A new culinary school stirred up a tempest in a spoon's bowl this week. The San Francisco Cooking School (SFCS) is launching recreational classes soon, and a full-scale culinary program this January. Last week they sent out a media packet that included the spoon you see here (CHOW photographer Chris Rochelle propped it up on a pumpkin pie he happened to be shooting). That spoon—a Gray Kunz, which Saveur praised in 2011—caused a stir.
It came in a box that said this:
Ask 100 chefs what they use for a tasting spoon and you’ll get 50 different answers. The other 50 will say Gray Kunz. You’ll find the Gray Kunz tasting spoon in the pockets of chefs worldwide, as well as the SFCS student kit.
Well, well. One local chef jumped on Twitter to set the record straight. “The new SF Cooking School refers to the Kunz spoon as a tasting spoon? Wrong,” Robbie Lewis tweeted. “It's not for tasting, nor kept in your pocket. Teach better.” San Francisco Chronicle food critic Michael Bauer blogged about how sketchy he finds the whole concept of a tasting spoon. “I like the idea of tasting along the way—it’s what gives great chefs the culinary edge—but I’m not too sure about keeping the spoon in your pocket. How do you sanitize it between tastes?”

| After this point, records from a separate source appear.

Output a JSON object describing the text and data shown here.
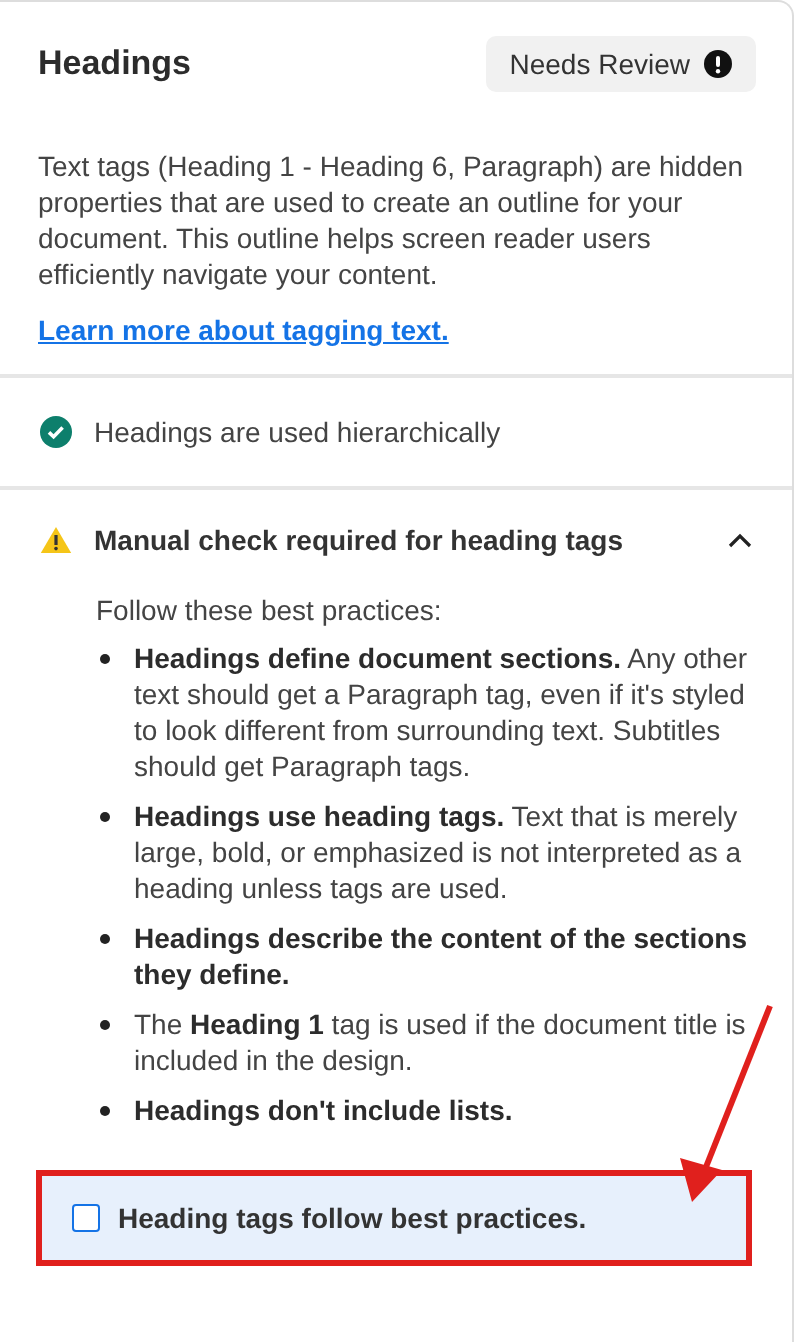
{
  "panel": {
    "title": "Headings",
    "status": {
      "label": "Needs Review"
    },
    "description": "Text tags (Heading 1 - Heading 6, Paragraph) are hidden properties that are used to create an outline for your document. This outline helps screen reader users efficiently navigate your content.",
    "link": "Learn more about tagging text.",
    "checks": [
      {
        "kind": "passed",
        "label": "Headings are used hierarchically"
      }
    ],
    "manual": {
      "title": "Manual check required for heading tags",
      "expanded": true,
      "intro": "Follow these best practices:",
      "items": [
        "**Headings define document sections.** Any other text should get a Paragraph tag, even if it's styled to look different from surrounding text. Subtitles should get Paragraph tags.",
        "**Headings use heading tags.** Text that is merely large, bold, or emphasized is not interpreted as a heading unless tags are used.",
        "**Headings describe the content of the sections they define.**",
        "The **Heading 1** tag is used if the document title is included in the design.",
        "**Headings don't include lists.**"
      ],
      "checkbox": {
        "label": "Heading tags follow best practices.",
        "checked": false,
        "highlighted": true
      }
    }
  }
}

Some recipients had obviously taken this spoon thing very, very seriously.
I asked the SFCS director, Jodi Liano, about the unexpected spoon controversy. Did she really expect her students to whip their Gray Kunzes out of the arm pockets on their chef’s coats and jab them into pans to taste for salt?
“The idea is that a spoon can be a chef’s friend,” Liano said, “to tell when something is seasoned properly. That’s something I really want to ingrain with my students: to taste and fix and taste again.” Liano wasn’t about to be pinned to any faux-controversy over the hygiene of employing a single spoon. “You might use plastic spoons—the overarching idea is that there’s a spoon involved,” she said. “It all comes down to tasting.”
I reached Chef Gray Kunz by phone in Manhattan. Kunz said he designed the spoon in the 1990s while at Lespinasse, as a basting and plating spoon, a tool for drizzling, say, gastrique. “It’s part of the tool kit when a chef sets up a station,” Kunz said, “for spooning and saucing. Chefs love it.” Well, he would say that.
Bill Corbett definitely loves his. The pastry chef at Absinthe in San Francisco says he has a huge attachment to his spoons, which include a Gray Kunz. Corbett says savory chefs tend to use it for basting, and for pastry chefs, it might be their favorite spoon for shaping quenelles. But that’s a highly personal decision.
“Spoons are a touchy subject,” Corbett explains. “You don’t touch another cook’s spoon—it’s like an extension of someone’s hand.” In his kitchen, each cook has a pan of clean spoons for tasting and a pan to ditch dirty ones. And the spoons themselves? Cheap stainless steel, purchased by the bundle. Corbett used to use plastic for tasting, but now thinks they’re a waste of money and landfill—they’ve been banned.
Also banned: double-dipping into saucepans. That should make Michael Bauer feel at ease, at least about eating at Absinthe—even if every cook on the line has a shiny Gray Kunz spoon in his or her jacket pocket.